According to a new Gallup Survey, 2011 marks the third straight year that conservatives have outnumbered moderates, after more than a decade in which moderates mainly tied or outnumbered conservatives. The specific findings were these: 40 percent of Americans continue to describe their views as conservative, 35 percent as moderate, and 21 percent as liberal.
Some additional findings:
The percentage of Americans calling themselves “moderate” has gradually diminished in the U.S. since it was 43 percent in 1992.
The majority of Republicans say they are either very conservative or conservative, but the total proportion of conservatives grew 10 percentage points between 2002 and 2010, from 62 percent to 72 percent.
The percentage of Republicans who say they are moderates fell from 31 percent to 23 percent.
Relatively few Republicans say they are liberal — just 4 percent in 2011. Republicans’ ideology largely held at the 2010 levels in 2011.
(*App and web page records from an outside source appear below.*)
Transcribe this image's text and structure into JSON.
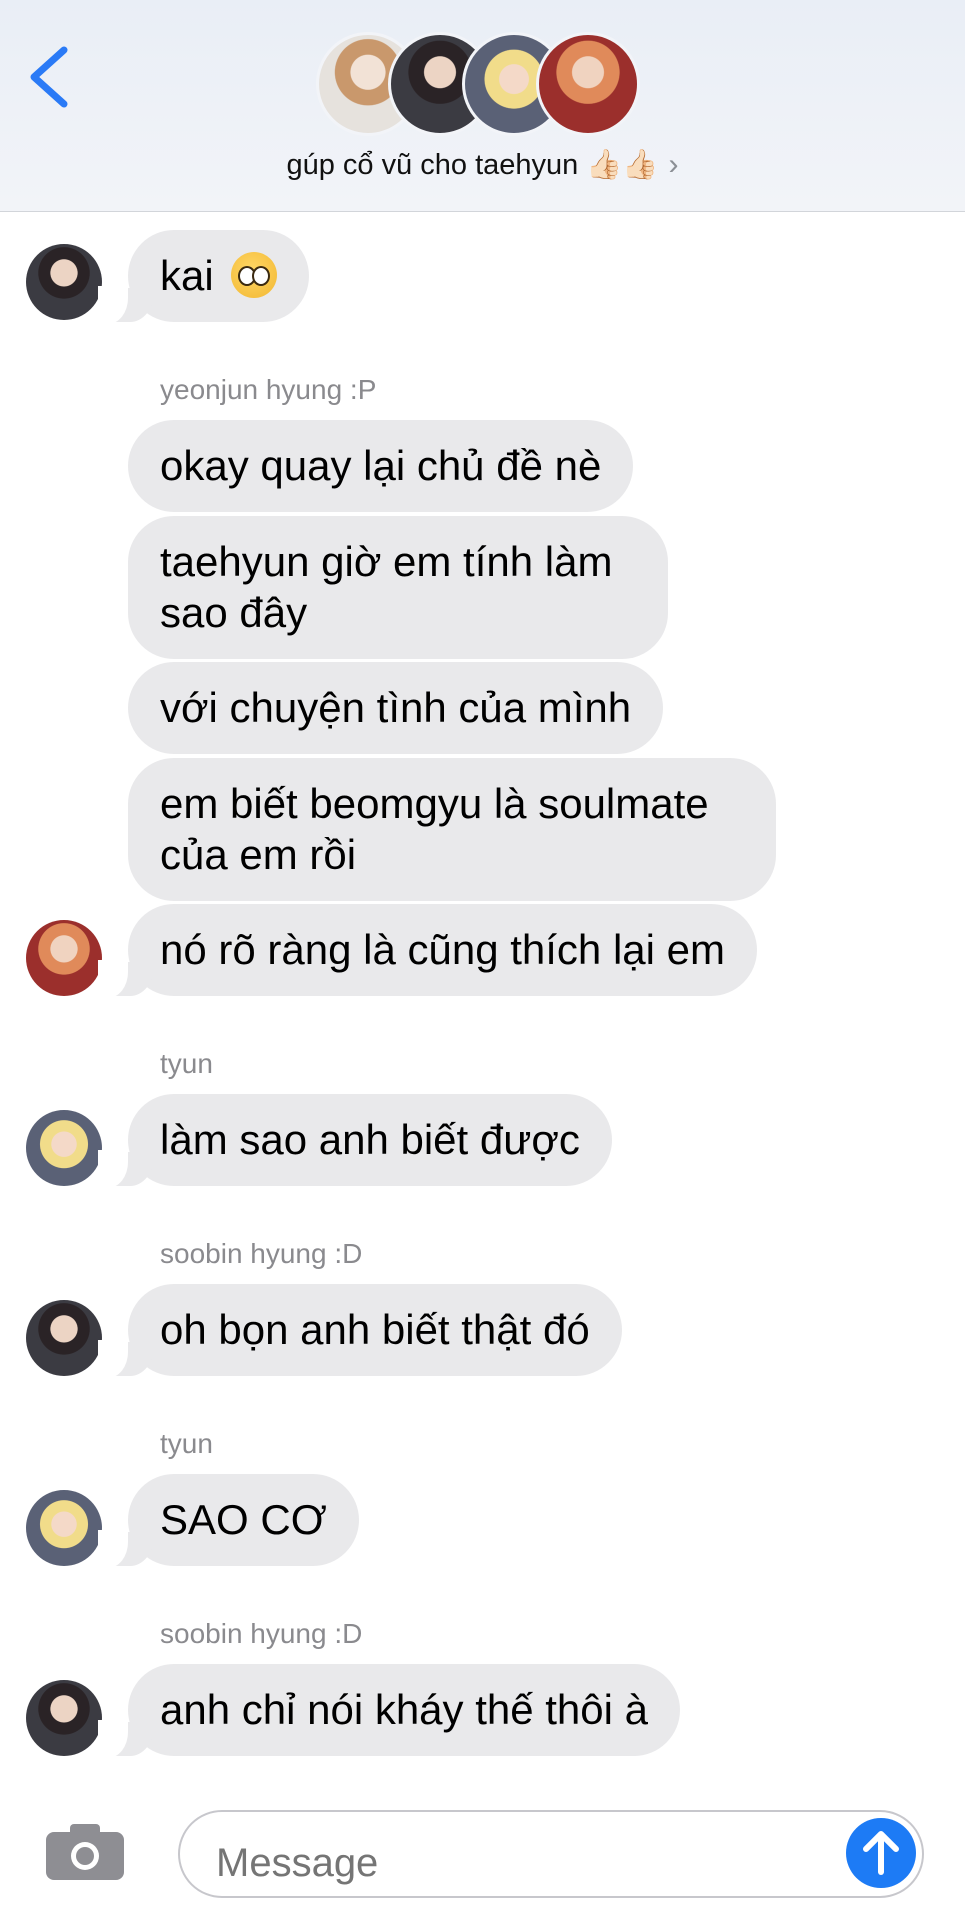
{
  "header": {
    "title": "gúp cổ vũ cho taehyun 👍🏻👍🏻",
    "back_icon": "chevron-left-icon",
    "info_icon": "chevron-right-icon"
  },
  "messages": [
    {
      "text": "kai",
      "emoji": "pleading-face-emoji"
    },
    {
      "sender": "yeonjun hyung :P"
    },
    {
      "text": "okay quay lại chủ đề nè"
    },
    {
      "text": "taehyun giờ em tính làm sao đây"
    },
    {
      "text": "với chuyện tình của mình"
    },
    {
      "text": "em biết beomgyu là soulmate của em rồi"
    },
    {
      "text": "nó rõ ràng là cũng thích lại em"
    },
    {
      "sender": "tyun"
    },
    {
      "text": "làm sao anh biết được"
    },
    {
      "sender": "soobin hyung :D"
    },
    {
      "text": "oh bọn anh biết thật đó"
    },
    {
      "sender": "tyun"
    },
    {
      "text": "SAO CƠ"
    },
    {
      "sender": "soobin hyung :D"
    },
    {
      "text": "anh chỉ nói kháy thế thôi à"
    }
  ],
  "composer": {
    "placeholder": "Message",
    "camera_icon": "camera-icon",
    "send_icon": "send-arrow-icon"
  },
  "colors": {
    "accent": "#1d7bf5",
    "bubble": "#e9e9eb"
  }
}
As for Democrats, as recently as 2002, the solid plurality of Democrats were “moderate,” while smaller, but nearly equal, percentages called themselves “liberal” and “conservative.” From 2003 through 2007, however, the liberal share of the party grew to 38 percent, while the “moderate” and “conservative” percentages each diminished somewhat. As a result, from 2007 through 2011, the party has consisted of equal percentages of moderates and liberals, at about 38 percent to 40 percent, while about 20 percent have called themselves conservative. (The current figures are 39 percent liberal, 38 percent moderate, and 20 percent conservative.)
As for independents, who make up the largest political group in the country, they have been steadier ideologically than either major party group during the last decade. However, since 2008, the proportion describing themselves as moderate has declined slightly, from 46 percent to 41 percent, and the proportion who are conservative has increased slightly, from 30 percent to 35 percent.
Currently, the largest segment of independents (41 percent) describe their views as moderate, while significantly more identify as conservative than as liberal (35 percent vs. 20 percent).
The bottom line for Gallup? “In recent years, conservatives have become the single largest [ideological] group, consistently outnumbering moderates since 2009 and outnumbering liberals by 2-to-1.”
All of which underscores the fact that conservatism, during the age of Obama, remains the dominant ideology in America.
It turns out there’s nothing like a liberal president to help the standing of conservatism.